Perhaps the key to the Bhutanese' reputed happiness is a languid pace. This film oozes along, allowing plenty of time to consider how their culture shapes characters and situations in ways quite different from Western cultures. This, along with the glimpses into Bhutan daily life, mythology, and gender roles/relations, captivates the viewer.
An Oriental take on a traditional Western detective story about corruption. While I appreciate Dechen Roder’s ambitious endeavor to get Western people more exposed to the culture and traditions of her native land, I can’t say that the story was original enough to keep me involved. The acting and setting are brilliant, but the story feels safe, westernized, “abridged” for the taste of the European festival audience.
He's a detective. She's a little crazy. "And then the nuns turned into pigs." He's trying to help her, because she's the main suspect in a murder that may or may not have happened. Did I mention she's a little crazy? "And she turned into a rainbow." But it's another case of bewitched, bothered and bewildered. Because she's also very beautiful. Ultimately it's about saving the environment. Which is good.
An extremely disappointing film marked by many weaknesses. These stem from the monolithic acting, the procrastinated pauses and glances in shots devoid of indexical value; the same goes for the location shooting which captures the misty landscape divorced from the sacred mysticism to which the film alludes. Thus, the opposition between tradition and modernity suffers from a long and rhythmically languorous narrative.
The way it began among misty mountains and forests of Bhutan with supernatural and folk influences was very promising. Unfortunately it has become rather trivial detective story with imperfect script and really dull dialogues.
It's not perfect, some of the transitions between magic realism and crime thriller are clunky - but this film drew me in! I preferred the rural scenes, here the cinematography and soundtrack are a treat.
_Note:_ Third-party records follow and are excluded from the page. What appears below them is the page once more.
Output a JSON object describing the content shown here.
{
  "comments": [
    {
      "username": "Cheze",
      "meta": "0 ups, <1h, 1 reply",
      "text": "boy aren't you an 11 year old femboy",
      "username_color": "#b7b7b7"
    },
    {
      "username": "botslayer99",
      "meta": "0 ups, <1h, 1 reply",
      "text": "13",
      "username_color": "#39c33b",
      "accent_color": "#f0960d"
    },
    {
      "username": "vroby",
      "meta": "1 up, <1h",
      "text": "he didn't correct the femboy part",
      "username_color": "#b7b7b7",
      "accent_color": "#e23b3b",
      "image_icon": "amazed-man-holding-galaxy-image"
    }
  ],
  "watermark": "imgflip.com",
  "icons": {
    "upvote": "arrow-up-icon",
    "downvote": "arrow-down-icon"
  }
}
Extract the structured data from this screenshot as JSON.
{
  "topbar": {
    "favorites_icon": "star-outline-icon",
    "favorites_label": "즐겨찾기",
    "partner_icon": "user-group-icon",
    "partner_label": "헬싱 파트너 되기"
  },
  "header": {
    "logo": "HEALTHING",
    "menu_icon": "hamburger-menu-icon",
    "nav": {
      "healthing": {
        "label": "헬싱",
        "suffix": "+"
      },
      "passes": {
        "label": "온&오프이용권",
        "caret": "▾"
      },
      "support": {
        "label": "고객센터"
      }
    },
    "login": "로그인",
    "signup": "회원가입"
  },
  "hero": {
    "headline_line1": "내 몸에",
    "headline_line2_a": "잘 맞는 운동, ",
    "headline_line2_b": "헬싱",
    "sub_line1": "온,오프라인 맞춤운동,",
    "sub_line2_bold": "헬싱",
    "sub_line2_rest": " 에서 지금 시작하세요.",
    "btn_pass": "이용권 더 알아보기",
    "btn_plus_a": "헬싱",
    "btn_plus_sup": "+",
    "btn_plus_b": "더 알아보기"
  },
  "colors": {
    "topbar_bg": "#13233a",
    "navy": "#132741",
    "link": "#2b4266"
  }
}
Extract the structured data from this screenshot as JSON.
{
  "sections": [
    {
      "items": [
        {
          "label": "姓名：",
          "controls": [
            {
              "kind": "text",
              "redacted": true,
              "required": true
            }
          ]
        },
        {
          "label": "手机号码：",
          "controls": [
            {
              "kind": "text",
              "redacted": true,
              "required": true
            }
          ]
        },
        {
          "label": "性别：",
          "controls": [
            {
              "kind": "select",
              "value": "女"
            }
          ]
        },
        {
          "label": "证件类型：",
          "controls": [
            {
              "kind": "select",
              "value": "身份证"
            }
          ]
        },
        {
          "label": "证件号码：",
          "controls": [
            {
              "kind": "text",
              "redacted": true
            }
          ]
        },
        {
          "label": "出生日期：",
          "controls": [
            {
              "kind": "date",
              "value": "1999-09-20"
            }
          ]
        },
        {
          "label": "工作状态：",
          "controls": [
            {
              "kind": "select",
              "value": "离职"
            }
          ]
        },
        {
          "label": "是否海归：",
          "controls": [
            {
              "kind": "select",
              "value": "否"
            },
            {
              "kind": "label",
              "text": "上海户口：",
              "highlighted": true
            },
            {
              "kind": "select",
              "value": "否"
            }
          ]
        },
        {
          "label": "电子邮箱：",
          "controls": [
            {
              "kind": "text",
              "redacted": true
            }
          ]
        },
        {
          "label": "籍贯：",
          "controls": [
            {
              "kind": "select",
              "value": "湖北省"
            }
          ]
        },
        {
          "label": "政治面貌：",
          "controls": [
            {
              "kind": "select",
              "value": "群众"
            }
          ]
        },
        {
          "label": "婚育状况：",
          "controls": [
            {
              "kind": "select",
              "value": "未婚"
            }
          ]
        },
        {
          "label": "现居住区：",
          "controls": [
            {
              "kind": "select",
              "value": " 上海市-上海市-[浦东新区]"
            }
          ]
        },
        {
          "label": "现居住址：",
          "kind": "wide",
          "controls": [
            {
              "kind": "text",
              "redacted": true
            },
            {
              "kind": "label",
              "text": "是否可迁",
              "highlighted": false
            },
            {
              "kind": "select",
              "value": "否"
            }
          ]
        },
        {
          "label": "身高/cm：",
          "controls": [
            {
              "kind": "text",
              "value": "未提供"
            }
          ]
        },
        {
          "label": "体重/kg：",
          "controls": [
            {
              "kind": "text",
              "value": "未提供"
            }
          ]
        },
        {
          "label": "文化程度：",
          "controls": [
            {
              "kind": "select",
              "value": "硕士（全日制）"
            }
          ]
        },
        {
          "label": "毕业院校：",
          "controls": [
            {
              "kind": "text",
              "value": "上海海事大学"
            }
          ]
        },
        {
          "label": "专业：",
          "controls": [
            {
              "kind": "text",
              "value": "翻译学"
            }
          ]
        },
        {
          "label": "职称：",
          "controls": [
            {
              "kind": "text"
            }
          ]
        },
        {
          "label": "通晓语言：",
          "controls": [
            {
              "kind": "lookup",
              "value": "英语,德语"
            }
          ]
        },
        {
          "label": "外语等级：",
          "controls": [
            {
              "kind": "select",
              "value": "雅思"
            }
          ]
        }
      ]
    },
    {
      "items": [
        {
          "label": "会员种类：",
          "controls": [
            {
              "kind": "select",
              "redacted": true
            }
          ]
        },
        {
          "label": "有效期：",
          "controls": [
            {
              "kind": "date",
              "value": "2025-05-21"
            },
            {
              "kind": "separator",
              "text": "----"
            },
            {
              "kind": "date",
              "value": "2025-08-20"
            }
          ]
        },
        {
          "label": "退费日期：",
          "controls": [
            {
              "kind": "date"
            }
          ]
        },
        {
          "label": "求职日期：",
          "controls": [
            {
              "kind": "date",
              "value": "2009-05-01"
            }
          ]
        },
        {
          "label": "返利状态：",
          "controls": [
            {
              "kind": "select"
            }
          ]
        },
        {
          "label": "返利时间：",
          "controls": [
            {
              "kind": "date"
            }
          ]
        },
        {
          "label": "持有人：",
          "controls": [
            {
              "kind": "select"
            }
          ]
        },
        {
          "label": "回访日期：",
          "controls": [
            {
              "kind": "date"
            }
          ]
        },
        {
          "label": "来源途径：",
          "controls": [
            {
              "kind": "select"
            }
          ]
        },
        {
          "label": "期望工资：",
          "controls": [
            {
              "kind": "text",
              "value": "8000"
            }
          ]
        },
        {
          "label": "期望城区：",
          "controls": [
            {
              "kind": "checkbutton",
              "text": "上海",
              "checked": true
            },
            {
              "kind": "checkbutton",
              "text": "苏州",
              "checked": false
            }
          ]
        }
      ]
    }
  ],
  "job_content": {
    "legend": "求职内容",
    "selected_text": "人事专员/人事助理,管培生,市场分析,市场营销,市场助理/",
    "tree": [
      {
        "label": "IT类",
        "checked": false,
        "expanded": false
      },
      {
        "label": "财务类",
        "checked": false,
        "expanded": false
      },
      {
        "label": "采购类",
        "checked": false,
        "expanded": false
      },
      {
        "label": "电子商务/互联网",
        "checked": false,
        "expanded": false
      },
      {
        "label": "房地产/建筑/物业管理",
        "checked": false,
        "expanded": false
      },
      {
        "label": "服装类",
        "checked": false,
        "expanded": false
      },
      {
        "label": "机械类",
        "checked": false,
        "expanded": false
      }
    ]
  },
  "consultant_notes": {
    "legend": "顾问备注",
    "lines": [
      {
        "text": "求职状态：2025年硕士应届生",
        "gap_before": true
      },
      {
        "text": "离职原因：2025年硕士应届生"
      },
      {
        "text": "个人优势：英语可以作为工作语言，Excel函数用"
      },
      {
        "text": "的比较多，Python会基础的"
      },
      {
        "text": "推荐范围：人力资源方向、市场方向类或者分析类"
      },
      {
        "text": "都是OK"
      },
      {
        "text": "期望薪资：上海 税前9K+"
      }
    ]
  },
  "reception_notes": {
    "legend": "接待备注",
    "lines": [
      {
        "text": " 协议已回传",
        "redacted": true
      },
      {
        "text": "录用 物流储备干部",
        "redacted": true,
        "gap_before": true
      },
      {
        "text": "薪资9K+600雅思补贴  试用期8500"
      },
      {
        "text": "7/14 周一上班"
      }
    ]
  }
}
Considering this is Roder's debut feature, it's very good and I look forward to seeing what she does next.